Druid Theatre and John Millington Synge
by Patrick Lonergan
In 1982, Garry Hynes described John Millington Synge as Druid Theatre’s ‘house playwright’. That statement was intended to be humorous – but there’s a lot of truth in it too. Druid’s development from being a regional theatre to the internationally acclaimed company we know today has been intimately interconnected with its work on Synge. Similarly, our knowledge of the playwright himself has been refined – and redefined – by the company’s productions of his dramas. And of course there are echoes of Synge in Druid’s productions of other important Irish dramatists, such as John B Keane, M.J. Molly, Martin McDonagh, and others.
The history of Druid Theatre begins in 1975, with a production of The Playboy of the Western World. Two of the company’s three founders – actor Marie Mullen and director Garry Hynes – had recently completed their studies at University College Galway, where both had been active in the student drama society. The third founder, Mick Lally, was teaching in Tuam, and acting with Galway’s Taidbhearc na Gaillimhe, the national Irish language theatre. A decision had been made to produce summer theatre for Galway, and The Playboy was chosen as an ideal inaugural production.

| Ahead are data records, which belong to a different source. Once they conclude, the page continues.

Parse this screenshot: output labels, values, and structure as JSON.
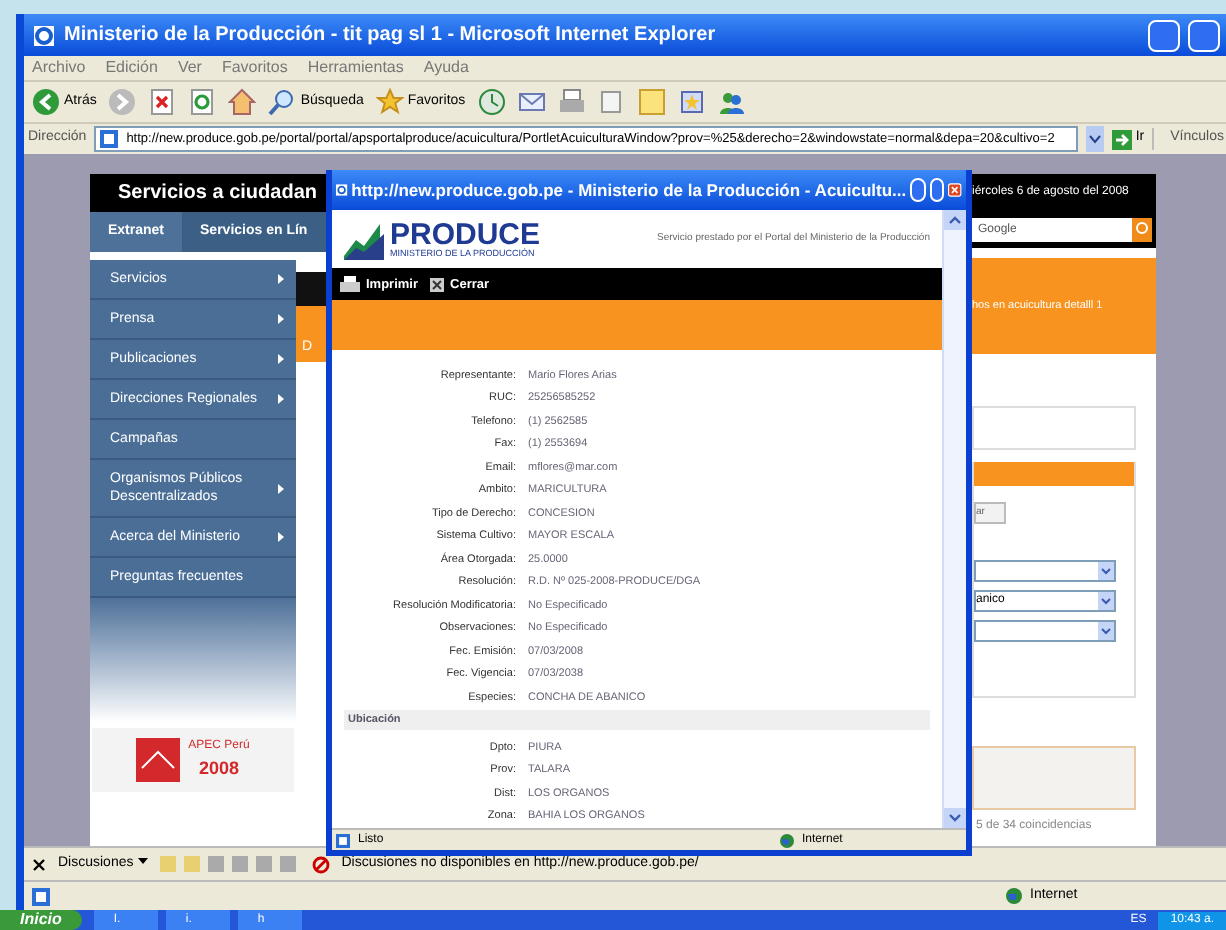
{
  "browser": {
    "title": "Ministerio de la Producción - tit pag sl 1 - Microsoft Internet Explorer",
    "menu": [
      "Archivo",
      "Edición",
      "Ver",
      "Favoritos",
      "Herramientas",
      "Ayuda"
    ],
    "toolbar": [
      {
        "kind": "back",
        "label": "Atrás"
      },
      {
        "kind": "forward"
      },
      {
        "kind": "stop"
      },
      {
        "kind": "refresh"
      },
      {
        "kind": "home"
      },
      {
        "kind": "search",
        "label": "Búsqueda"
      },
      {
        "kind": "favorites",
        "label": "Favoritos"
      },
      {
        "kind": "history"
      },
      {
        "kind": "mail"
      },
      {
        "kind": "print"
      },
      {
        "kind": "edit"
      },
      {
        "kind": "note"
      },
      {
        "kind": "messenger"
      },
      {
        "kind": "people"
      }
    ],
    "address_label": "Dirección",
    "url": "http://new.produce.gob.pe/portal/portal/apsportalproduce/acuicultura/PortletAcuiculturaWindow?prov=%25&derecho=2&windowstate=normal&depa=20&cultivo=2",
    "go": "Ir",
    "links": "Vínculos"
  },
  "page": {
    "header": "Servicios a ciudadan",
    "date": "iércoles 6 de agosto del 2008",
    "tabs": [
      {
        "label": "Extranet",
        "selected": true
      },
      {
        "label": "Servicios en Lín",
        "selected": false
      }
    ],
    "search_placeholder": "Google",
    "sidebar": [
      {
        "label": "Servicios",
        "submenu": true
      },
      {
        "label": "Prensa",
        "submenu": true
      },
      {
        "label": "Publicaciones",
        "submenu": true
      },
      {
        "label": "Direcciones Regionales",
        "submenu": true
      },
      {
        "label": "Campañas",
        "submenu": false
      },
      {
        "label": "Organismos Públicos Descentralizados",
        "submenu": true
      },
      {
        "label": "Acerca del Ministerio",
        "submenu": true
      },
      {
        "label": "Preguntas frecuentes",
        "submenu": false
      }
    ],
    "banner": {
      "title": "APEC Perú",
      "year": "2008"
    },
    "partial_letter": "D",
    "orange_text": "hos en acuicultura detalll 1",
    "button": "ar",
    "dropdowns": [
      {
        "kind": "empty"
      },
      {
        "kind": "filled",
        "value": "anico"
      },
      {
        "kind": "empty"
      }
    ],
    "results": "5 de 34 coincidencias"
  },
  "popup": {
    "title": "http://new.produce.gob.pe - Ministerio de la Producción - Acuicultu...",
    "logo": "PRODUCE",
    "logo_sub": "MINISTERIO DE LA PRODUCCIÓN",
    "note": "Servicio prestado por el Portal del Ministerio de la Producción",
    "actions": [
      {
        "kind": "print",
        "label": "Imprimir"
      },
      {
        "kind": "close",
        "label": "Cerrar"
      }
    ],
    "fields": [
      {
        "label": "Representante:",
        "value": "Mario Flores Arias"
      },
      {
        "label": "RUC:",
        "value": "25256585252"
      },
      {
        "label": "Telefono:",
        "value": "(1)  2562585"
      },
      {
        "label": "Fax:",
        "value": "(1)  2553694"
      },
      {
        "label": "Email:",
        "value": "mflores@mar.com"
      },
      {
        "label": "Ambito:",
        "value": "MARICULTURA"
      },
      {
        "label": "Tipo de Derecho:",
        "value": "CONCESION"
      },
      {
        "label": "Sistema Cultivo:",
        "value": "MAYOR ESCALA"
      },
      {
        "label": "Área Otorgada:",
        "value": "25.0000"
      },
      {
        "label": "Resolución:",
        "value": "R.D. Nº 025-2008-PRODUCE/DGA"
      },
      {
        "label": "Resolución Modificatoria:",
        "value": "No Especificado"
      },
      {
        "label": "Observaciones:",
        "value": "No Especificado"
      },
      {
        "label": "Fec. Emisión:",
        "value": "07/03/2008"
      },
      {
        "label": "Fec. Vigencia:",
        "value": "07/03/2038"
      },
      {
        "label": "Especies:",
        "value": "CONCHA DE ABANICO"
      }
    ],
    "section": "Ubicación",
    "location": [
      {
        "label": "Dpto:",
        "value": "PIURA"
      },
      {
        "label": "Prov:",
        "value": "TALARA"
      },
      {
        "label": "Dist:",
        "value": "LOS ORGANOS"
      },
      {
        "label": "Zona:",
        "value": "BAHIA LOS ORGANOS"
      }
    ],
    "status": "Listo",
    "zone": "Internet"
  },
  "discussions": {
    "label": "Discusiones",
    "message": "Discusiones no disponibles en http://new.produce.gob.pe/"
  },
  "status_zone": "Internet",
  "taskbar": {
    "start": "Inicio",
    "tasks": [
      "I.",
      "i.",
      "h"
    ],
    "lang": "ES",
    "clock": "10:43 a."
  }
}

The play opened on 3 July 1975, and was an instant success, receiving attendances of up to 200 people a night at Galway’s Jesuit Hall. The company’s founding members had central roles both on and off-stage, with Mick Lally and Marie Mullen playing opposite each other as Christopher Mahon and Pegeen Mike, while also taking on stage-management and costume design respectively. Garry Hynes directed, designed lights and, for a limited time, played Sara Tansey.

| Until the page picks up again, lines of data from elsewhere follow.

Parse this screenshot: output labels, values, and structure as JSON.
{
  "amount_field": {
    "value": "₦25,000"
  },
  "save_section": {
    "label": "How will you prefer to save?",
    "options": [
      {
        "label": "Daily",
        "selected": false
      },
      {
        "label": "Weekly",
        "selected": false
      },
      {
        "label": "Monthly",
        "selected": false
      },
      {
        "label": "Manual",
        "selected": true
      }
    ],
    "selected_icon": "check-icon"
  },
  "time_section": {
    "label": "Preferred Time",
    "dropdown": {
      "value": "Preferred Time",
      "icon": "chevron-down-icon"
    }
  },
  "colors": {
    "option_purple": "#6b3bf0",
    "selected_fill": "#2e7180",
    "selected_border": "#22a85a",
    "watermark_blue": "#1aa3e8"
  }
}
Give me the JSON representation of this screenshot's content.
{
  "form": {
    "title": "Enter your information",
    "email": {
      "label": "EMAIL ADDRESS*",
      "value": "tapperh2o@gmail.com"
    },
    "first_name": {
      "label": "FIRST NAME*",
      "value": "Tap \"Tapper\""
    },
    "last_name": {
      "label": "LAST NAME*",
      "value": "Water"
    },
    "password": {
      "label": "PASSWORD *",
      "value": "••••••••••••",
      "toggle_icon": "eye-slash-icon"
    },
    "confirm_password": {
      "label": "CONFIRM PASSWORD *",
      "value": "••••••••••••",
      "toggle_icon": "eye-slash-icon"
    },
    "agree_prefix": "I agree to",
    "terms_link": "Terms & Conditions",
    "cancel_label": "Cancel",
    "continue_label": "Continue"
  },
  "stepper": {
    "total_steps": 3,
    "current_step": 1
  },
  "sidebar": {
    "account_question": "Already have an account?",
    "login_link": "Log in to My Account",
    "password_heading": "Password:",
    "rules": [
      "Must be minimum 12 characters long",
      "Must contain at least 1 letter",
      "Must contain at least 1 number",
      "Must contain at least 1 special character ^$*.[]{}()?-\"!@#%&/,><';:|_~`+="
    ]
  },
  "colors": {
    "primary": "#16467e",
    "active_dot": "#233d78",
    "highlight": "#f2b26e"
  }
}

The company had been struck during this first production by the power of Synge’s work, and resolved to return to it at the earliest opportunity. This happened the following year, when Druid presented The Glens of Rathvanna, an adaptation of Synge’s prose, which included performances of The Tinker’s Wedding (receiving only its second ever Irish production), and The Shadow of the Glen. In 1977, another production of The Playboy of the Western World was presented in Flaherty’s pub – where the real turf fire brought a (somewhat hazy) air of authenticity to the performance.
Arguably the most significant – and to date the most influential – production by Druid of The Playboy appeared in 1982. Regarded by many of the definitive Playboy, it did a great deal to revitalise Synge for Irish audiences, presenting the play’s sexuality and violence with an unflinching realism. Revived throughout the 1980s, this production made history in many ways. It firmly established Druid’s national and international reputation, picking up a host of awards during visits to Edinburgh, London, New York, and Sydney. It also toured throughout Ireland, including a celebrated visit to each of the three Aran Islands – showing how Druid pioneered the development of regional theatre in Ireland.

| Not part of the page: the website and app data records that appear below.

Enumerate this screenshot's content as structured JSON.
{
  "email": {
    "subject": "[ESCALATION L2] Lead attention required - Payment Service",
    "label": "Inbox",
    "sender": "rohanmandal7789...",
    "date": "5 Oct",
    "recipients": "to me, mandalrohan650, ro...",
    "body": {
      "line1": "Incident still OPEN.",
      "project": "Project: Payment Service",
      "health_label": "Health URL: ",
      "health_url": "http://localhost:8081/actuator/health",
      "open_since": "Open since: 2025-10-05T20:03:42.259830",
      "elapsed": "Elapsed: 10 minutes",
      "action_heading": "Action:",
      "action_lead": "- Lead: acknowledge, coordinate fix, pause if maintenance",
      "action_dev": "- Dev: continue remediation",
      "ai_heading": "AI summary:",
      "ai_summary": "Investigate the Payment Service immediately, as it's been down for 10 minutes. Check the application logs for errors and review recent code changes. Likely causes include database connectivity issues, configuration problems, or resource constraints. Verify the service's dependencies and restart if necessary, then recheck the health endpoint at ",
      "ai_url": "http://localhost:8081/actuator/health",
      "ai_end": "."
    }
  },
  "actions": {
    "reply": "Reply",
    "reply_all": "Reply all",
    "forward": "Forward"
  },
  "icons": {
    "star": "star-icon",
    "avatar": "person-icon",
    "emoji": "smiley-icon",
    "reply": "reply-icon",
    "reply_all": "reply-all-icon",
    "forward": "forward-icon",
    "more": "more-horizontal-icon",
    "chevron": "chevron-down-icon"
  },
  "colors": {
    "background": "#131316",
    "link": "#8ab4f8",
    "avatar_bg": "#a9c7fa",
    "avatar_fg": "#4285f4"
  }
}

Druid’s decision to stage all of Synge’s works together – a task never before attempted– was first mooted in the late 1990s, and has been eagerly anticipated since that time. Rising Irish film-star Cillian Murphy took on the role of Christy in the first DruidSynge performance – a 2004 Playboy, which toured to Geesala, Co Mayo, the Aran Islands, and Dun Chaoin in West Kerry – while also travelling to Castlebar, Ennis, Tralee, and Dublin. In March 2005, Druid brought that production to the Perth Arts Festival in Western Australia, with Aaron Monaghan taking over the role of Christy. Productions of The Tinker’s Wedding and The Well of The Saints appeared in 2004, touring to the Dublin Theatre Festival.
Documentation of previous Druid productions of Synge has been generated both privately within Druid, and in the public domain. A televised version of the stage production of Playboy was recorded at the Donmmar Warehouse in 1985, while a 1982 RTE documentary captures the visit of Playboy to Inis Meáin.
Adrian Frazier, Playboys of The Western World (Carysfort Press, 2004)
Druid Theatre, Druid – the First Ten Years, (Druid, 1985).